ERIC Number: ED465003
Record Type: RIE
Publication Date: 2001-Oct
Reference Count: N/A
The Lessons of Class Size Reduction. First in America Special Report.
Thompson, Charles L.; Cunningham, Elizabeth K.
This report summarizes research on the effects of class size reduction, outlines lessons learned from large-scale class size reduction initiatives in California and Wisconsin, and draws out implications of the research and lessons for class size reduction in North Carolina. The evidence that smaller classes promote increased learning is strongest in grades K-3. The longer students are in small classes, the more they benefit. Small classes help minority and low-income students the most. Teachers in smaller classes give students more individual attention and have fewer discipline problems. Though research in California and Wisconsin has found positive results of small class size, the states faced several barriers to reducing class size, including a shortage of high quality teachers; lack of adequate facilities, equipment, and materials; and lack of sufficient funding. Though North Carolina faces similar problems, it has undertaken such steps as scholarships for prospective teachers, alternative teacher certification, funding for additional teachers, an aggressive reduction program for the lowest-performing and highest poverty schools, and an outside evaluation of the effectiveness of class size reduction initiatives. (Contains 25 references.) (SM)

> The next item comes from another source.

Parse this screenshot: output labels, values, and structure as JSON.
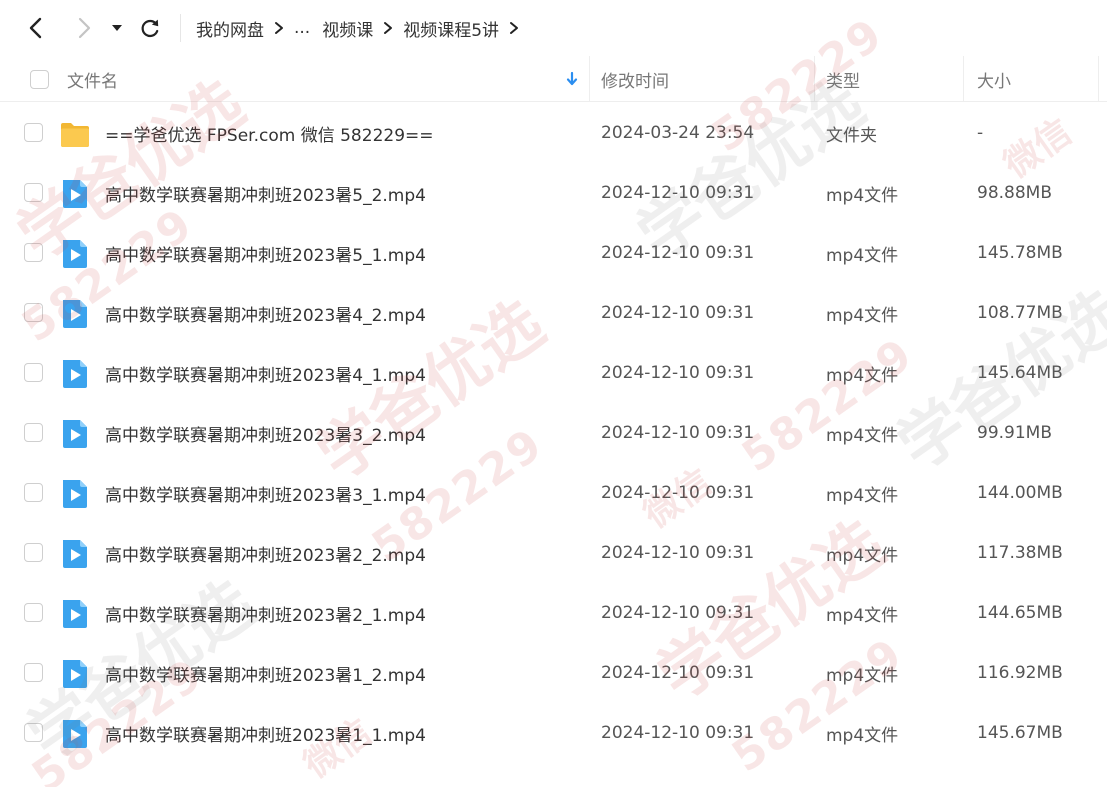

Descriptors: Academic Achievement, Class Size, Educational Change, Educational Finance, Educational Research, Elementary Secondary Education, Low Income Groups, Minority Group Children, Small Classes, Teacher Competencies, Teacher Shortage
First in America Project, North Carolina Education Research Council, P.O. Box 2688, Chapel Hill, NC 27515-2688. Tel: 919-843-8127; e-mail: firstname.lastname@example.org; Web site: http://www.firstinamerica.northcarolina.edu.
Publication Type: Reports - Descriptive
Education Level: N/A
Sponsor: Z. Smith Reynolds Foundation, Inc., Winston-Salem, NC.
Authoring Institution: North Carolina Education Research Council, Chapel Hill.
Identifiers: California; North Carolina; Wisconsin
Note: For the 2000 Progress Report, see UD 035 052. For